Be aware that the doors don't always open on the same side of the train. You may have to continually move from side to side to stay out of the way. At the same time, unless in a priority area, staying by the doors is the only way to avoid blocking the seats. In advance of the approaching station, many lines will announce whether the doors will open on the right or left side of the train. If you have room to maneuver, pay attention and try to stay clear of exiting and incoming passengers.
The gaps between train cars and platforms can vary, so be careful to lift the front of your stroller when exiting and don't worry about rushing.

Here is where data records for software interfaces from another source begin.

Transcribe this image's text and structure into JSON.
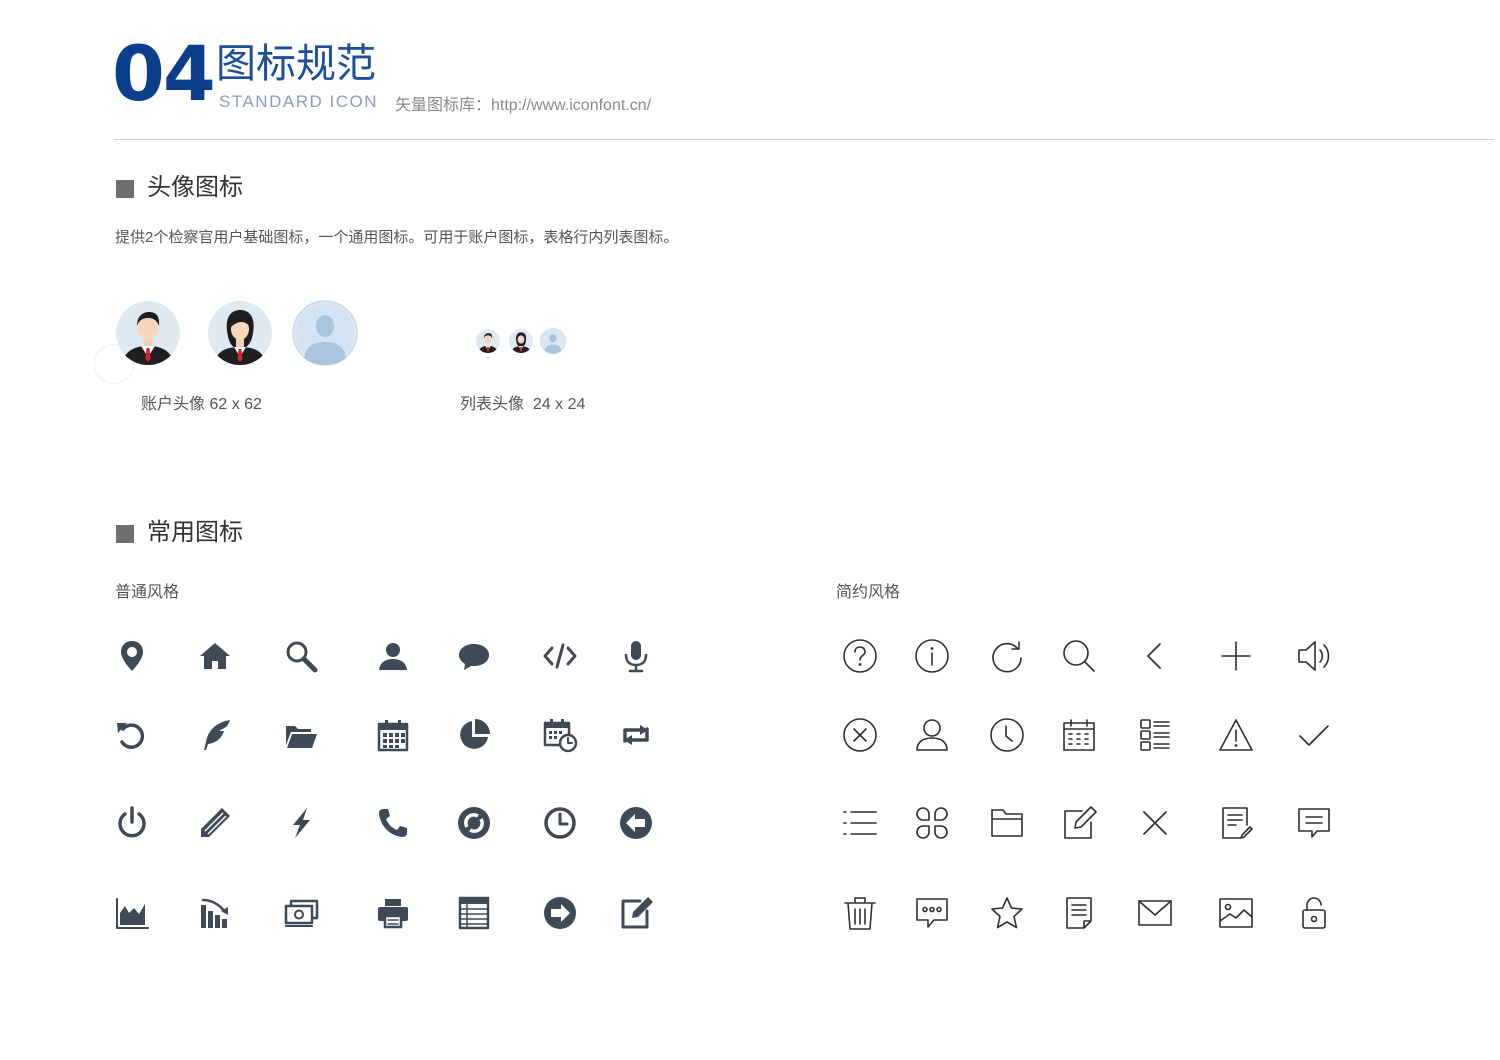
{
  "header": {
    "number": "04",
    "title_cn": "图标规范",
    "title_en": "STANDARD ICON",
    "library_note": "矢量图标库：http://www.iconfont.cn/"
  },
  "avatar_section": {
    "title": "头像图标",
    "description": "提供2个检察官用户基础图标，一个通用图标。可用于账户图标，表格行内列表图标。",
    "account_caption": "账户头像 62 x 62",
    "list_caption": "列表头像  24 x 24",
    "avatars": [
      "male-prosecutor-avatar",
      "female-prosecutor-avatar",
      "generic-user-avatar"
    ]
  },
  "common_section": {
    "title": "常用图标",
    "normal_style_label": "普通风格",
    "simple_style_label": "简约风格",
    "normal_icons": [
      [
        "location-pin-icon",
        "home-icon",
        "search-icon",
        "user-icon",
        "chat-bubble-icon",
        "code-icon",
        "microphone-icon"
      ],
      [
        "undo-icon",
        "feather-icon",
        "folder-open-icon",
        "calendar-icon",
        "pie-chart-icon",
        "calendar-clock-icon",
        "retweet-icon"
      ],
      [
        "power-icon",
        "pencil-icon",
        "lightning-icon",
        "phone-icon",
        "refresh-circle-icon",
        "clock-icon",
        "arrow-left-circle-icon"
      ],
      [
        "area-chart-icon",
        "bar-chart-decline-icon",
        "money-icon",
        "printer-icon",
        "table-icon",
        "arrow-right-circle-icon",
        "edit-icon"
      ]
    ],
    "simple_icons": [
      [
        "question-icon",
        "info-icon",
        "refresh-icon",
        "search-icon",
        "chevron-left-icon",
        "plus-icon",
        "volume-icon"
      ],
      [
        "close-circle-icon",
        "user-icon",
        "clock-icon",
        "calendar-icon",
        "list-grid-icon",
        "warning-icon",
        "check-icon"
      ],
      [
        "list-icon",
        "apps-icon",
        "folder-icon",
        "edit-icon",
        "close-icon",
        "document-edit-icon",
        "message-icon"
      ],
      [
        "trash-icon",
        "comment-more-icon",
        "star-icon",
        "document-icon",
        "mail-icon",
        "image-icon",
        "lock-icon"
      ]
    ]
  },
  "colors": {
    "brand_blue": "#0b3f8c",
    "title_blue": "#1c4f9a",
    "icon_solid": "#3e4a57",
    "icon_line": "#2f2f2f",
    "marker_gray": "#6f6f6f"
  }
}
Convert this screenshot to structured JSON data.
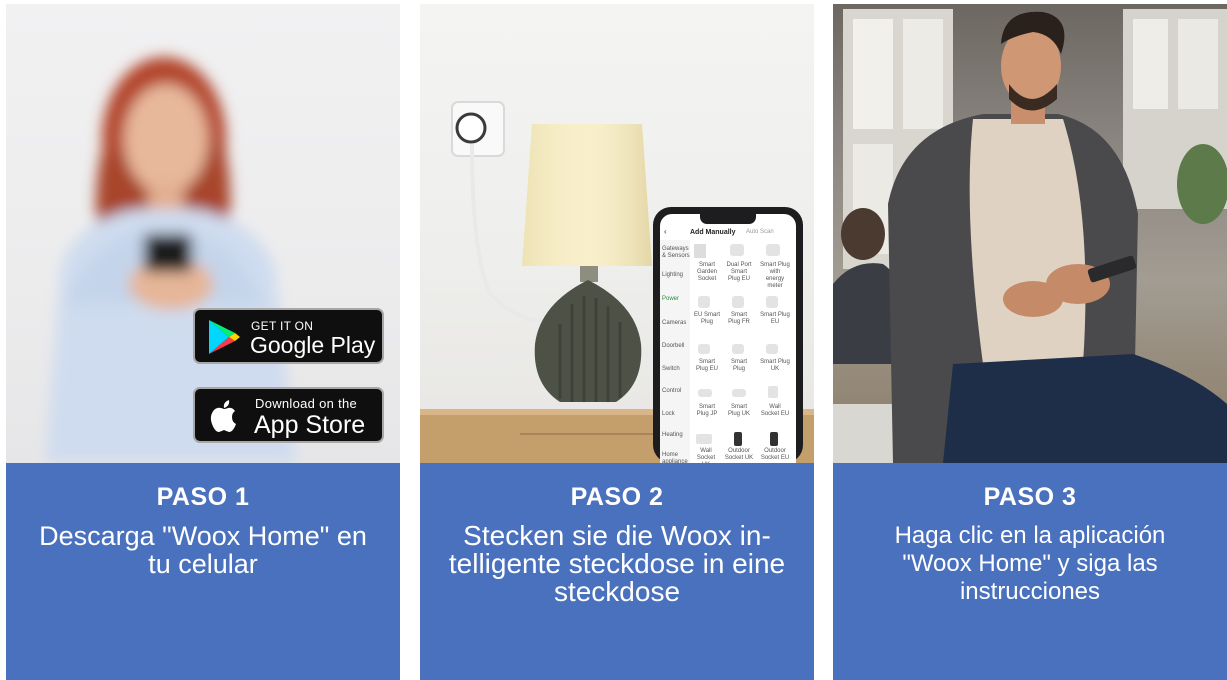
{
  "steps": [
    {
      "title": "PASO 1",
      "description": "Descarga \"Woox Home\" en tu celular",
      "badges": {
        "google_play": {
          "small": "GET IT ON",
          "big": "Google Play"
        },
        "app_store": {
          "small": "Download on the",
          "big": "App Store"
        }
      }
    },
    {
      "title": "PASO 2",
      "description": "Stecken sie die Woox in-telligente steckdose in eine steckdose",
      "phone": {
        "header_title": "Add Manually",
        "header_right": "Auto Scan",
        "categories": [
          "Gateways & Sensors",
          "Lighting",
          "Power",
          "Cameras",
          "Doorbell",
          "Switch",
          "Control",
          "Lock",
          "Heating",
          "Home appliance"
        ],
        "devices": [
          "Smart Garden Socket",
          "Dual Port Smart Plug EU",
          "Smart Plug with energy meter",
          "EU Smart Plug",
          "Smart Plug FR",
          "Smart Plug EU",
          "Smart Plug EU",
          "Smart Plug",
          "Smart Plug UK",
          "Smart Plug JP",
          "Smart Plug UK",
          "Wall Socket EU",
          "Wall Socket UK",
          "Outdoor Socket UK",
          "Outdoor Socket EU"
        ]
      }
    },
    {
      "title": "PASO 3",
      "description": "Haga clic en la aplicación \"Woox Home\" y siga las instrucciones"
    }
  ],
  "colors": {
    "caption_bg": "#4a71bd",
    "caption_text": "#ffffff"
  }
}
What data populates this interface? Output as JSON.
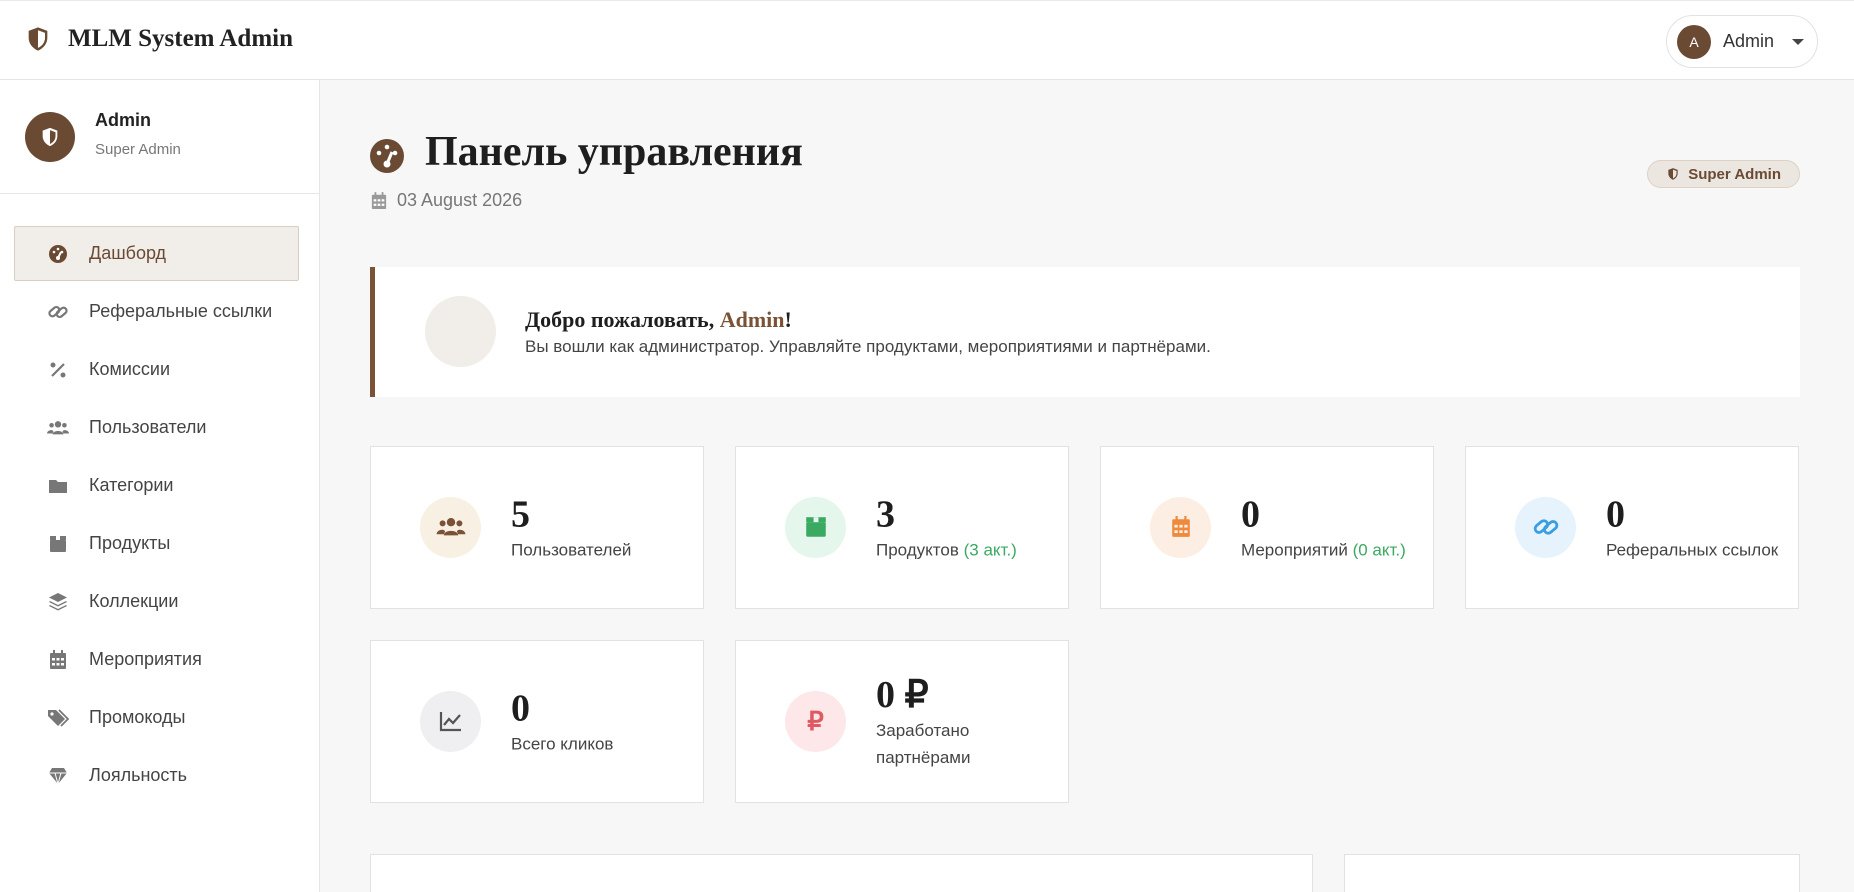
{
  "header": {
    "brand": "MLM System Admin",
    "user_initial": "A",
    "user_name": "Admin",
    "icons": {
      "brand": "shield-icon",
      "dropdown": "caret-down-icon"
    }
  },
  "sidebar": {
    "profile_name": "Admin",
    "profile_role": "Super Admin",
    "items": [
      {
        "label": "Дашборд",
        "icon": "dashboard-icon",
        "active": true
      },
      {
        "label": "Реферальные ссылки",
        "icon": "link-icon"
      },
      {
        "label": "Комиссии",
        "icon": "percent-icon"
      },
      {
        "label": "Пользователи",
        "icon": "users-icon"
      },
      {
        "label": "Категории",
        "icon": "folder-icon"
      },
      {
        "label": "Продукты",
        "icon": "box-icon"
      },
      {
        "label": "Коллекции",
        "icon": "layers-icon"
      },
      {
        "label": "Мероприятия",
        "icon": "calendar-icon"
      },
      {
        "label": "Промокоды",
        "icon": "tags-icon"
      },
      {
        "label": "Лояльность",
        "icon": "gem-icon"
      }
    ]
  },
  "main": {
    "title": "Панель управления",
    "date": "03 August 2026",
    "role_badge": "Super Admin",
    "welcome": {
      "greeting": "Добро пожаловать, ",
      "name": "Admin",
      "exclaim": "!",
      "text": "Вы вошли как администратор. Управляйте продуктами, мероприятиями и партнёрами."
    },
    "stats": [
      {
        "value": "5",
        "label": "Пользователей",
        "sub": "",
        "icon": "users-icon"
      },
      {
        "value": "3",
        "label": "Продуктов",
        "sub": "(3 акт.)",
        "icon": "box-icon"
      },
      {
        "value": "0",
        "label": "Мероприятий",
        "sub": "(0 акт.)",
        "icon": "calendar-icon"
      },
      {
        "value": "0",
        "label": "Реферальных ссылок",
        "sub": "",
        "icon": "link-icon"
      },
      {
        "value": "0",
        "label": "Всего кликов",
        "sub": "",
        "icon": "chart-line-icon"
      },
      {
        "value": "0 ₽",
        "label": "Заработано партнёрами",
        "sub": "",
        "icon": "ruble-icon"
      }
    ]
  },
  "colors": {
    "accent": "#6b4a34",
    "active_bg": "#f1ede9",
    "success": "#3aaa62"
  }
}
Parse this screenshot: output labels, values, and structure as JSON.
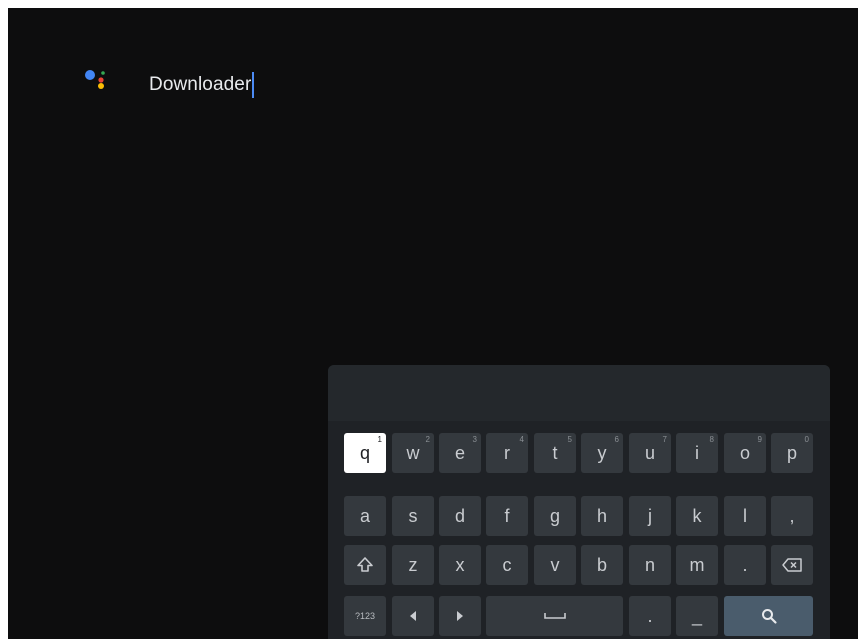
{
  "search": {
    "query": "Downloader"
  },
  "keyboard": {
    "row1": [
      {
        "label": "q",
        "hint": "1"
      },
      {
        "label": "w",
        "hint": "2"
      },
      {
        "label": "e",
        "hint": "3"
      },
      {
        "label": "r",
        "hint": "4"
      },
      {
        "label": "t",
        "hint": "5"
      },
      {
        "label": "y",
        "hint": "6"
      },
      {
        "label": "u",
        "hint": "7"
      },
      {
        "label": "i",
        "hint": "8"
      },
      {
        "label": "o",
        "hint": "9"
      },
      {
        "label": "p",
        "hint": "0"
      }
    ],
    "row2": [
      "a",
      "s",
      "d",
      "f",
      "g",
      "h",
      "j",
      "k",
      "l",
      ","
    ],
    "row3": [
      "z",
      "x",
      "c",
      "v",
      "b",
      "n",
      "m",
      "."
    ],
    "symbols_label": "?123",
    "dot_label": ".",
    "underscore_label": "_",
    "focused_key": "q"
  },
  "colors": {
    "background": "#0d0d0e",
    "keyboard": "#1f2226",
    "key": "#34393e",
    "search_key": "#4a5c6c",
    "cursor": "#4c8bf5"
  }
}
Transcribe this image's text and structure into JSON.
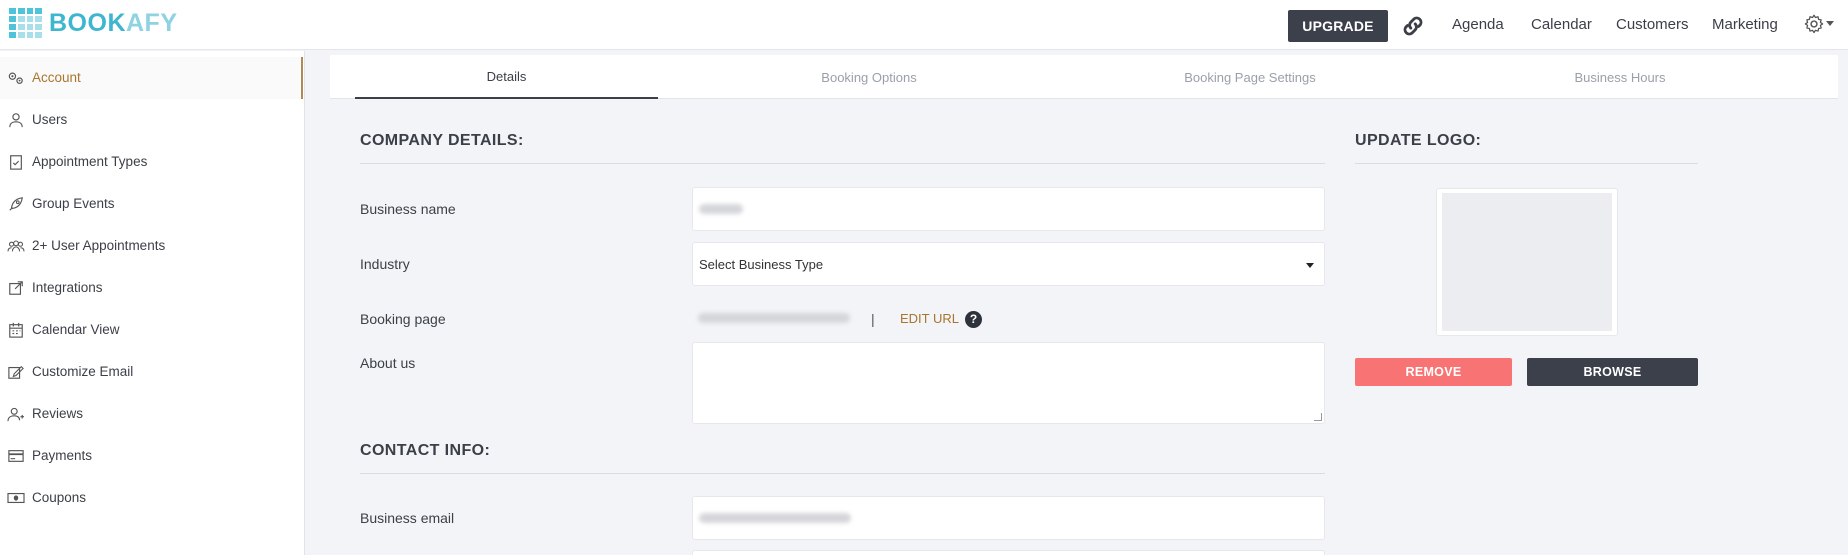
{
  "app": {
    "logo_text_bold": "BOOK",
    "logo_text_light": "AFY",
    "brand_color": "#3fb6cf",
    "accent_color": "#a8762e"
  },
  "topbar": {
    "upgrade_label": "UPGRADE",
    "nav": [
      "Agenda",
      "Calendar",
      "Customers",
      "Marketing"
    ],
    "icons": [
      "link-icon",
      "gear-icon",
      "chevron-down-icon"
    ]
  },
  "sidebar": {
    "items": [
      {
        "label": "Account",
        "icon": "gears-icon",
        "active": true
      },
      {
        "label": "Users",
        "icon": "user-icon"
      },
      {
        "label": "Appointment Types",
        "icon": "clipboard-check-icon"
      },
      {
        "label": "Group Events",
        "icon": "rocket-icon"
      },
      {
        "label": "2+ User Appointments",
        "icon": "users-group-icon"
      },
      {
        "label": "Integrations",
        "icon": "external-link-icon"
      },
      {
        "label": "Calendar View",
        "icon": "calendar-icon"
      },
      {
        "label": "Customize Email",
        "icon": "edit-icon"
      },
      {
        "label": "Reviews",
        "icon": "user-plus-icon"
      },
      {
        "label": "Payments",
        "icon": "credit-card-icon"
      },
      {
        "label": "Coupons",
        "icon": "money-icon"
      }
    ]
  },
  "tabs": {
    "items": [
      {
        "label": "Details",
        "active": true
      },
      {
        "label": "Booking Options"
      },
      {
        "label": "Booking Page Settings"
      },
      {
        "label": "Business Hours"
      }
    ]
  },
  "company": {
    "title": "COMPANY DETAILS:",
    "business_name_label": "Business name",
    "industry_label": "Industry",
    "industry_value": "Select Business Type",
    "booking_page_label": "Booking page",
    "separator": "|",
    "edit_url_label": "EDIT URL",
    "help_glyph": "?",
    "about_label": "About us"
  },
  "contact": {
    "title": "CONTACT INFO:",
    "business_email_label": "Business email"
  },
  "logo_panel": {
    "title": "UPDATE LOGO:",
    "remove_label": "REMOVE",
    "browse_label": "BROWSE"
  }
}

Do your best to move with the flow and with caution, pulling over (if you can) to allow those in a hurry to pass.
No one has ever said anything to me or given me a nasty look for having a stroller, whether single or double, on the train. Only once did someone kindly advise me to move to a less crowded boarding area, and she only wanted to help. If you stay aware of your surroundings, act respectfully, and learn to say "sumimasen" (sue-mee-mah-sen, or "excuse me"), fellow commuters should accept you as they do everyone else.
A partial Hibiya line station map, indicating the location of the elevator to the platform as well as the elevator to the upper level - most signs include English
A sample Hibiya line platform map indicating the location of the elevator to the ticket gates
Elevators are available at most large train stations and many smaller ones. Although I can't personally verify how up to date it is, the Japan Accessible Tourism Center website lists which stations (in Japan - not just Tokyo) have elevators. This is especially useful when pre-planning your route. There are often multiple elevators in each station; one from the street level to the ticket gates, and another from the ticket gates to the platform. I've yet to run into an inoperable elevator, so I consider them quite efficient, if small.
Elevators are often hard to locate, so look for the maps on the walls as you enter or exit the station or train cars. The maps will indicate your location and lead you in the right direction. If you've arrived outside a station that only has stairs, make sure you study the map near that entrance to identify other entrances to the station. If an elevator exists, you will see its symbol by the numbered entrance.
Some stations may have an elevator from ground level to the ticket gates but lack an elevator from the ticket gates to the platform (or vice versa). Hiroo Station, on the Hibiya line, is a prime example of this. Its recently constructed elevator from the ground level to the ticket gates is nice but only halfway helpful, as stairs are still required to reach the platform.
The biggest problem I regularly encounter is transferring from one subway line to another within the same station. Many connections can lack elevators. In this situation, it may be best to exit the line you're using, take the elevator to the street level, and then walk a short distance to the line you need. It's not efficient, but it's possible. If you're traveling alone, don't be afraid to ask for help, either. With two small kids, bags, and a double or even single stroller, it's often impossible to collapse and carry it all. With sufficient staff, station employees can assist you in carrying your stroller up the stairs. They may even offer to help before you get a chance to ask. If you say "bebika" (baby-cah - "stroller") and don a helpless shrug, they will understand your predicament.
If you are dreaming about a Tokyo vacation and have two small kids in tow, don't let subway and train travel deter you one bit! With patience and flexibility, a stroller can get you any and everywhere you need to go; just maybe not to Mt. Fuji.